He remembered the school's air-raid shelters and learning "Macbeth" in them, pieces of aeroplanes, both British and German, being taken to school and sold, and buses taking pupils onto the Downs with pop and sandwiches to learn farming.

At the end of the war a fund was launched to build a chapel to the memory of Old Lewesians who died in action. Mr John Davey, an Old Lewesian who teaches chemistry at the school, took up the tale of the 1949-1957 period and spoke of the fervour for building the chapel. Mr Peter Waight, a Swindon journalist, told of the completion and dedication in 1960.


Mr. H. Hoggins, 39 years at Lewes and headmaster since Mr. D. W. Usherwood went to be the headmaster designate of the new Lewes system in December, said of Lewes Boys' Grammar School: "It is hardly to be expected that I should do other than regret its passing. One of the worst mistakes is trying to make out that an academic education is of itself and in itself bad. Grammar schools have been daily attacked for doing well what they set out to do: to maintain standards of excellence in acedemic education. The honour boards around this room are an eloquent testimony to how well this has been done here."

But, he said, the new system might bring some compensations. He mentioned raw materials, co-operation with the girls' school and the impressiveness of some of the pupils at the modern school. "There is one paramount object and we are determined to secure it: the maximum benefit from the new scheme for all the pupils."

In his report on the first term of the current school year, Mr Usherwood said the school placed 49 students in universities or colleges of further education, 42 achieving three A levels, and eight gaining entrance to Oxford or Cambridge.

I P Bullock receives Osborn Award The rest of the programme proceeded like a normal speech day. A last line of boys mounted the platform for a last set of form prizes and special awards, and house trophies, from Sir Fredrick Bourne, chairman of the governors.
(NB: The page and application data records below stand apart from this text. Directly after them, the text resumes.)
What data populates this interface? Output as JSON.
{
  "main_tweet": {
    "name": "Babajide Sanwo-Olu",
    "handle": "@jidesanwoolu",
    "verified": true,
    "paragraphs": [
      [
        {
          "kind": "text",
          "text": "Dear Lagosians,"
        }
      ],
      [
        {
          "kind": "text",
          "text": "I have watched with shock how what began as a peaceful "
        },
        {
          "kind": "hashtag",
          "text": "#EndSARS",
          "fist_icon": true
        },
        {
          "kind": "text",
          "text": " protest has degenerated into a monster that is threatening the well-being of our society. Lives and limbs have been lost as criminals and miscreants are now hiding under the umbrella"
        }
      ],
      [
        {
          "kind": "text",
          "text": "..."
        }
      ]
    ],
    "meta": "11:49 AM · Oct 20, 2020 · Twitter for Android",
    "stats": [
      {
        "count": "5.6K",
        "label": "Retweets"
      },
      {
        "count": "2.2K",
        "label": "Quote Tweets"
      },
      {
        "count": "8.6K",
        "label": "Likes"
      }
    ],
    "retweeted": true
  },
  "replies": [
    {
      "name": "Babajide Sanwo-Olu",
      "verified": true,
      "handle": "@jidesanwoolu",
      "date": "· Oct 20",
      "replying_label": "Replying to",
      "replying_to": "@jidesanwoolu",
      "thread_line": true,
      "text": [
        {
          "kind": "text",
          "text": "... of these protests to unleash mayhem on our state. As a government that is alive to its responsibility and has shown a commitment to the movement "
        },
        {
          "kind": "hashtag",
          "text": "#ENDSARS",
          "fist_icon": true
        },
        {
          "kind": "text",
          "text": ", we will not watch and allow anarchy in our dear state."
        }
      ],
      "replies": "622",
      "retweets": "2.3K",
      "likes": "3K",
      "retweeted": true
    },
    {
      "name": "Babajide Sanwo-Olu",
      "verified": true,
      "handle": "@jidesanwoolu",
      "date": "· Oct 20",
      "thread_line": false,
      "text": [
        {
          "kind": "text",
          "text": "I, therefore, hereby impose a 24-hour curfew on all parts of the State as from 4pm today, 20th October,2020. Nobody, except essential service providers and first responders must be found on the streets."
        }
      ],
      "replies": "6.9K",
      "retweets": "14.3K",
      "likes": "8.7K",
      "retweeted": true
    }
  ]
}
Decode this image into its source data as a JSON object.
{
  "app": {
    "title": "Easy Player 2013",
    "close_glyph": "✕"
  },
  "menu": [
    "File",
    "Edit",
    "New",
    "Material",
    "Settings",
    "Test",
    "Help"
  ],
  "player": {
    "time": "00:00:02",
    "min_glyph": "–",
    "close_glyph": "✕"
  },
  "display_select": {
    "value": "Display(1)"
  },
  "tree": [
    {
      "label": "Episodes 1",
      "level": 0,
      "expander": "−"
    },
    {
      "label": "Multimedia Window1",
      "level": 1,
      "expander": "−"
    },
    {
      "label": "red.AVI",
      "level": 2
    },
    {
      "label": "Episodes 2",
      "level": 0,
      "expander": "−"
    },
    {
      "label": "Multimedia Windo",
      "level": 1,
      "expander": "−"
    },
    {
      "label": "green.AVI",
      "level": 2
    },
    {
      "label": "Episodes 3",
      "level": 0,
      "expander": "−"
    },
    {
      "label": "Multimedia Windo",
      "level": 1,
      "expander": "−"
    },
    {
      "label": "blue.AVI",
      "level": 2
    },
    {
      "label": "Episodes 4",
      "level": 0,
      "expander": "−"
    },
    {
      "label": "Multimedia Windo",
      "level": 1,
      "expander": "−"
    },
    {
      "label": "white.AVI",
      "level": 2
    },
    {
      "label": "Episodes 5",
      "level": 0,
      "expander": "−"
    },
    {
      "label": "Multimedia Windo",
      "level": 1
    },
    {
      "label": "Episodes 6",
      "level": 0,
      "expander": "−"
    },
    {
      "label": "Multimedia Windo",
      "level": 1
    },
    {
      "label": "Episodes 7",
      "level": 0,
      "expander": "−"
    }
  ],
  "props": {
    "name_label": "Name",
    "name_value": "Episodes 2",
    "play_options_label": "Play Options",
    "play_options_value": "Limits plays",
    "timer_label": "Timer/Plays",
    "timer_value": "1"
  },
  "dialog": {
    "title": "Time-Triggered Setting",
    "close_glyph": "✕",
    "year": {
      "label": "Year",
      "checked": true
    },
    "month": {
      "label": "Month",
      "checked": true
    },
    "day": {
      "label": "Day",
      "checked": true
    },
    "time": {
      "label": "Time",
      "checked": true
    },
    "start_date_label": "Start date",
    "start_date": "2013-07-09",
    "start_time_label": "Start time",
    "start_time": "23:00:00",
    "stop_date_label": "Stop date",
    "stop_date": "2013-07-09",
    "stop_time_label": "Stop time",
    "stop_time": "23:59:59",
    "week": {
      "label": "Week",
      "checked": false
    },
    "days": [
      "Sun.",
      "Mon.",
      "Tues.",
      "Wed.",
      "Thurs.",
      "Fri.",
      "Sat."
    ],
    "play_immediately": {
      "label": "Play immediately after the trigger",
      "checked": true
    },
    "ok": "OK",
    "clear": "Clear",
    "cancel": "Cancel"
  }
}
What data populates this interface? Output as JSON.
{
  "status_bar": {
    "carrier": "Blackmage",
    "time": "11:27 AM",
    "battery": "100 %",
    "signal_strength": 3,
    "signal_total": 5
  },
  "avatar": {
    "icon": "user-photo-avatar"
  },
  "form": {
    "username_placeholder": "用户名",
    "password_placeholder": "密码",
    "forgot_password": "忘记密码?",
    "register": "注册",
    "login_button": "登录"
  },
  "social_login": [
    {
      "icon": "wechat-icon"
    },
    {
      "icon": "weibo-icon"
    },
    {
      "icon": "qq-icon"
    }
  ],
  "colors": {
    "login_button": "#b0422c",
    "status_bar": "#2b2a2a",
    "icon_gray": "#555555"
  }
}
The spirit of this era-bridging speech day can be summed up in the final words of Mr. Waight: "The school is dead. Long live the school!"

Floreat Lewesia!